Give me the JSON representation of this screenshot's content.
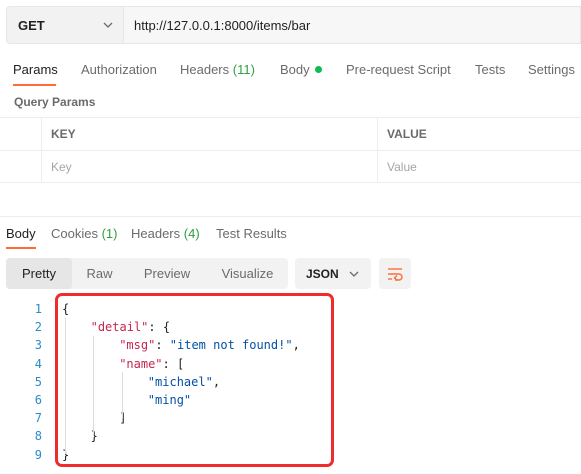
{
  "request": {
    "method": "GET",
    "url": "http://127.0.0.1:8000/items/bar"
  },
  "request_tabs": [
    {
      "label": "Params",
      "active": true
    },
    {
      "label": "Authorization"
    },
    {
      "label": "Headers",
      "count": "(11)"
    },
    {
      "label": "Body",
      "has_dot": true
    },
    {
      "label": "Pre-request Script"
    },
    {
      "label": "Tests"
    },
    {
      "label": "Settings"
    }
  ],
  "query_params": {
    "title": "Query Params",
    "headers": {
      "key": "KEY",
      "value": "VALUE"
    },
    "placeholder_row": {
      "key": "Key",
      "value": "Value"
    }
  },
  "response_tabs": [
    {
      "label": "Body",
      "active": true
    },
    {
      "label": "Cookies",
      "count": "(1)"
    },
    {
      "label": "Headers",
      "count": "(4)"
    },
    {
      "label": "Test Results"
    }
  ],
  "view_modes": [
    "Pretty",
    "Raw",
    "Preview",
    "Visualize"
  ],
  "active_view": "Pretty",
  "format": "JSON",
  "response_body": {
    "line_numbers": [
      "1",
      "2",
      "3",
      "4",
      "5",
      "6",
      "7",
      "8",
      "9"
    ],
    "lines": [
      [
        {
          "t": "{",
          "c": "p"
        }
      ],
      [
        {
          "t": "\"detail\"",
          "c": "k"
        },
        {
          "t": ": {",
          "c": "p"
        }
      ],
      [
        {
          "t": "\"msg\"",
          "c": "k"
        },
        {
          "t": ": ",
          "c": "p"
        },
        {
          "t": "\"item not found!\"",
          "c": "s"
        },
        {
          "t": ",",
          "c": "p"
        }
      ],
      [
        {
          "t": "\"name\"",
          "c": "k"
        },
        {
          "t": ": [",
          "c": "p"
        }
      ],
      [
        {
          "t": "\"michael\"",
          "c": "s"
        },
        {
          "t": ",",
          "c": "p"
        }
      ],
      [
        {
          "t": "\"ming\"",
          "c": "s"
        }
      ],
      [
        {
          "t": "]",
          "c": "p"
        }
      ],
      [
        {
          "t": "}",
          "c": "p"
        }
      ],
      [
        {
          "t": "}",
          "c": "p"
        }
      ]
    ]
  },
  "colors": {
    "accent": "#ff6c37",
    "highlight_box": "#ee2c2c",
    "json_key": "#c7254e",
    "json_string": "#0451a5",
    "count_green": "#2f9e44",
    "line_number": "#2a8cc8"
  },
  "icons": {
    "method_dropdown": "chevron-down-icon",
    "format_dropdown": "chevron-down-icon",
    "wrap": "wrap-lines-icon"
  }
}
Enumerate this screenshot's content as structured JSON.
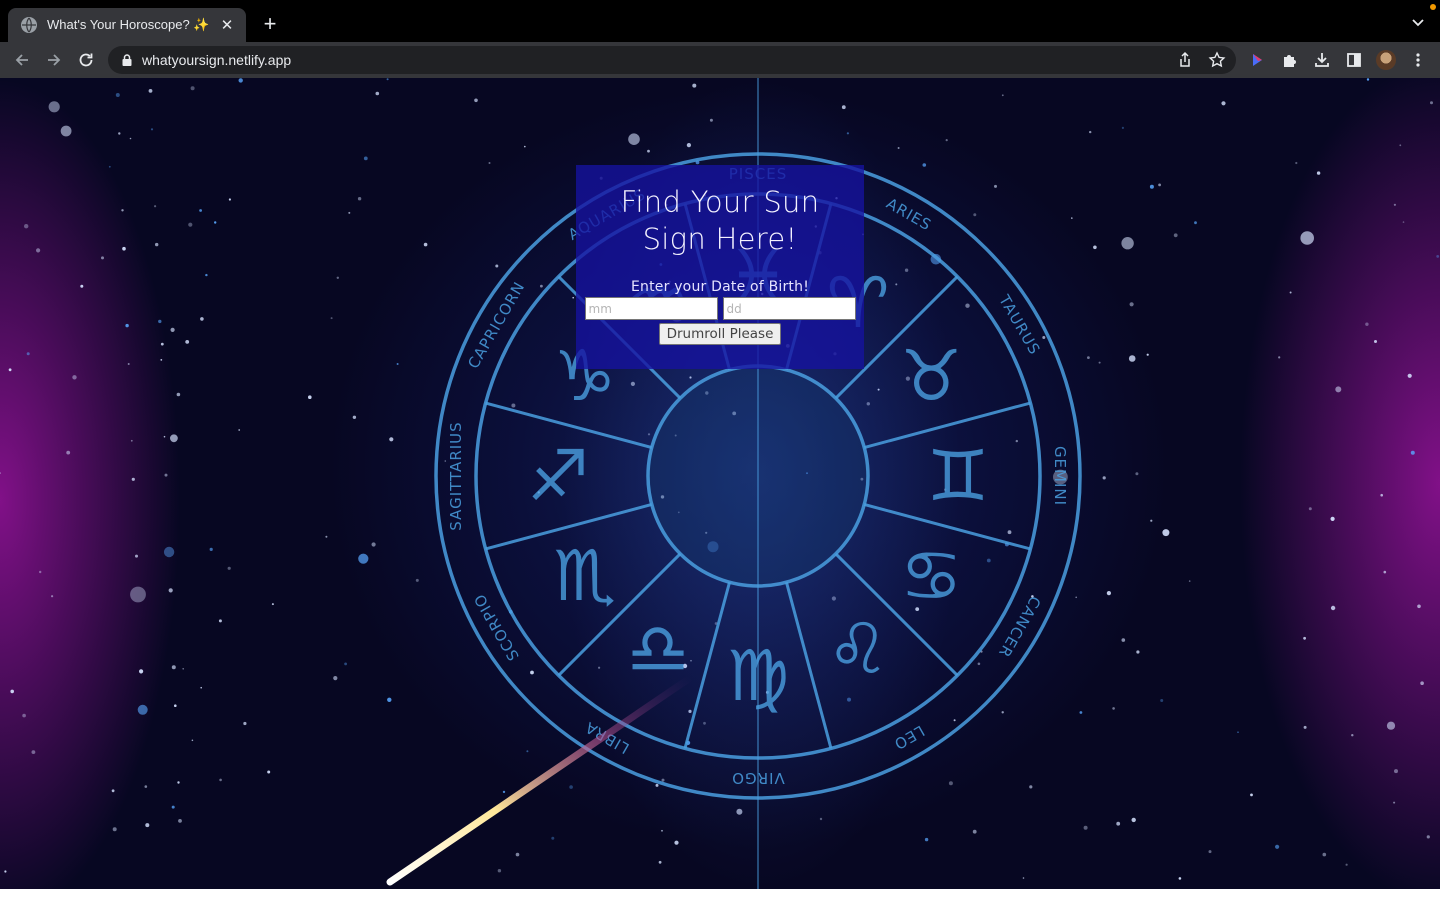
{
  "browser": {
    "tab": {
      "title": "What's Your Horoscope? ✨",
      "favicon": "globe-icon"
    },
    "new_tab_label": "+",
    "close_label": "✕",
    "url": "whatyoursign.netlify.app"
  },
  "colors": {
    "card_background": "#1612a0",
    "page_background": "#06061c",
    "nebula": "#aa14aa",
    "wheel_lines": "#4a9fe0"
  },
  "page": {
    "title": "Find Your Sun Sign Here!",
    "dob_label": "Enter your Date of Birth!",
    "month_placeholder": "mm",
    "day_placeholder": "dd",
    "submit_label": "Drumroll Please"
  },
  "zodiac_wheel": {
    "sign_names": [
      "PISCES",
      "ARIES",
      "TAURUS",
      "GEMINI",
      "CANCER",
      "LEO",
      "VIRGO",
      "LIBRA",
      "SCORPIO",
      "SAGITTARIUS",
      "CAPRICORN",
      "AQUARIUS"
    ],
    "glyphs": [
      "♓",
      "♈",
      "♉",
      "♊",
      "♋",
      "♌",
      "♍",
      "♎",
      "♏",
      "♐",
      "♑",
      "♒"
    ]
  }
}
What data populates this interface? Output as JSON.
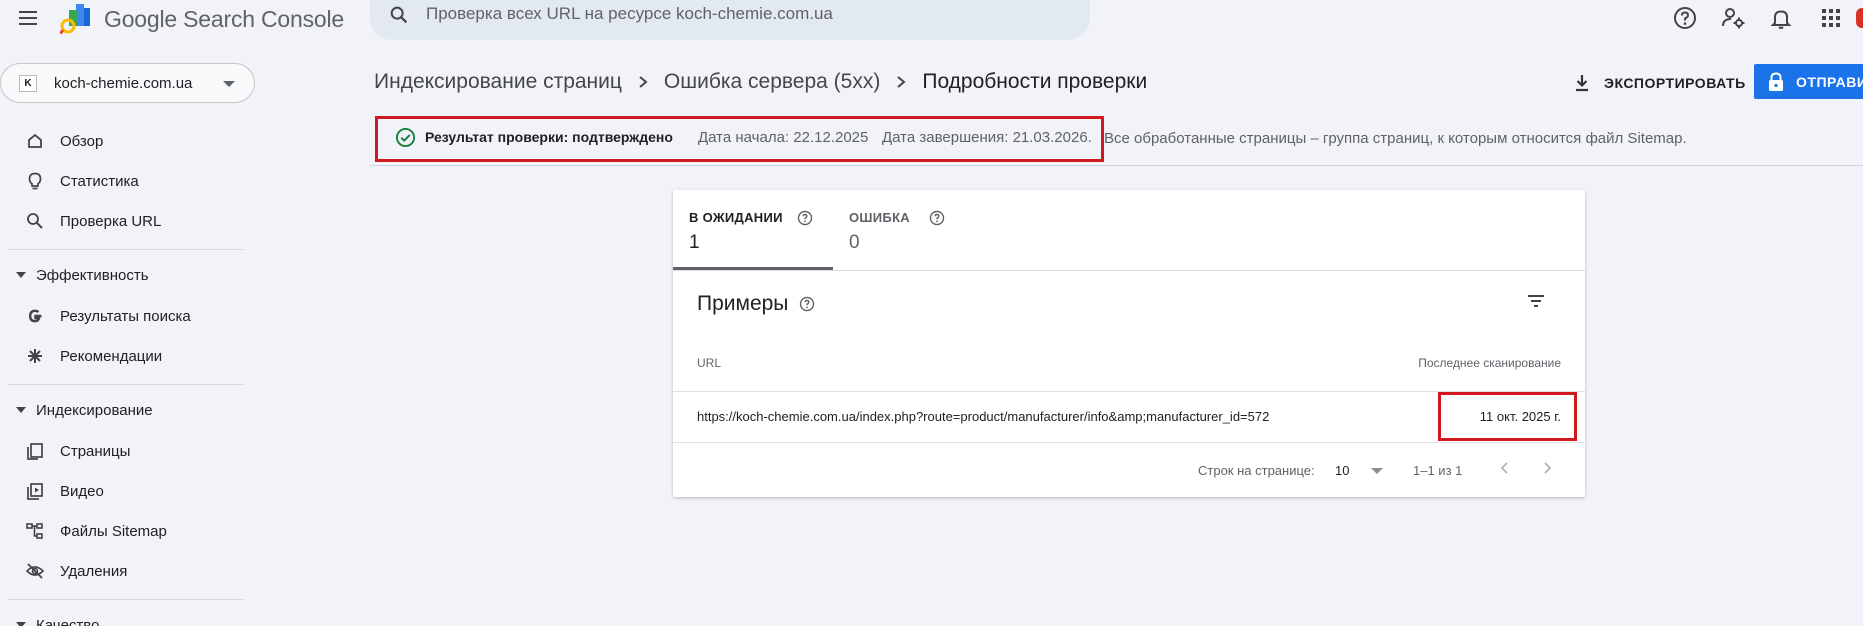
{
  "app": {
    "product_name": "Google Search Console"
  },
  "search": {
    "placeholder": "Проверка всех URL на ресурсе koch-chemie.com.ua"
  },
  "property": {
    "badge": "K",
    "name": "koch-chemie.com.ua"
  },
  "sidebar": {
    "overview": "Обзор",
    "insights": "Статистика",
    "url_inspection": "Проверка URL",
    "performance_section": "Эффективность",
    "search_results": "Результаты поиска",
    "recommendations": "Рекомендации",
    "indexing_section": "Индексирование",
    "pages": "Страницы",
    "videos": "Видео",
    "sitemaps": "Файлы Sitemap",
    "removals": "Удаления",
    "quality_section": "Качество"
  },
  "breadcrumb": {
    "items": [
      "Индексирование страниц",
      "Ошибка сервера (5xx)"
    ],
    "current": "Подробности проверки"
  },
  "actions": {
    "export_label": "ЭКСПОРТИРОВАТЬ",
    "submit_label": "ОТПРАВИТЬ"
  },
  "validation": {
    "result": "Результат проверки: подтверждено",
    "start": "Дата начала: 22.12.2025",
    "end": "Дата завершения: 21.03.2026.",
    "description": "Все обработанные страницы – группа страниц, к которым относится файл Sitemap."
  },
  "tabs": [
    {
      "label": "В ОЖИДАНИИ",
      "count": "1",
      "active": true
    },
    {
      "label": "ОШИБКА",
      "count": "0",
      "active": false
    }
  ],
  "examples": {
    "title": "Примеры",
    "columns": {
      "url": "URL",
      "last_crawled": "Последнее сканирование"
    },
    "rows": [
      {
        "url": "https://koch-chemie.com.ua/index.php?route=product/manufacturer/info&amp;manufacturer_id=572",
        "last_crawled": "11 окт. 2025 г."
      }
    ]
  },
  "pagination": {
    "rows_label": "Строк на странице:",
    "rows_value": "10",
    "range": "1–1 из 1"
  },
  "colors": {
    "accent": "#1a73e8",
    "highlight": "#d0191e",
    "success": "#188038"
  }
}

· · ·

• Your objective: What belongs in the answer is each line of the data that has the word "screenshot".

• Expected output:
Give me the JSON representation of this screenshot's content.
Enumerate this screenshot's content as structured JSON.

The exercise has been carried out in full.